Re-living all of the best plays of last week's game â plus highlights in the community.
Pettine called Manning "the equivalent of having an offensive coordinator who can play against you," and downplayed the veteran's early-season struggles. Through five games, Manning has 1,234 yards, six touchdowns and seven interceptions as the Broncos offense has displayed a new look under first-year coach Gary Kubiak. In his last two games, Manning has one touchdown and four interceptions.
"Anytime you install a new offense, right in the beginning, there are going to be some hiccups, even with someone of his caliber," Pettine said. "You can see it when you look at the amount of gun snaps and when they are throwing the ball that is when I see him, especially the third-down stuff, the two-minute when they have gone no-huddle is when you see the vintage Peyton."
Anytime Manning's struggled, his defense has been there to pick him up. The unit has intercepted seven passes (two pick-6s), made 22 sacks and is in the top-five in most defensive categories.
They'll be up against a Browns offense that has been prolific through the air in its last three games and enters Sunday ranked No. 8 in total offense. That's the best of any of Denver's previous five opponents.
"Anytime you can rush the passer the way they do, you have to be able to establish some type of run.

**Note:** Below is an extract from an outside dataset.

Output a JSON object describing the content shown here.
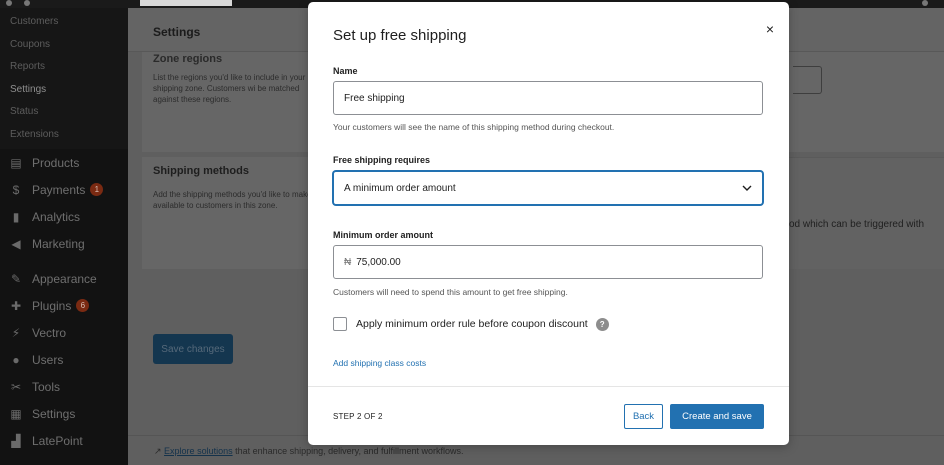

So that will be important to us," Pettine said. "Part of it, too, is to get ahead of the sticks, to not be in those situations."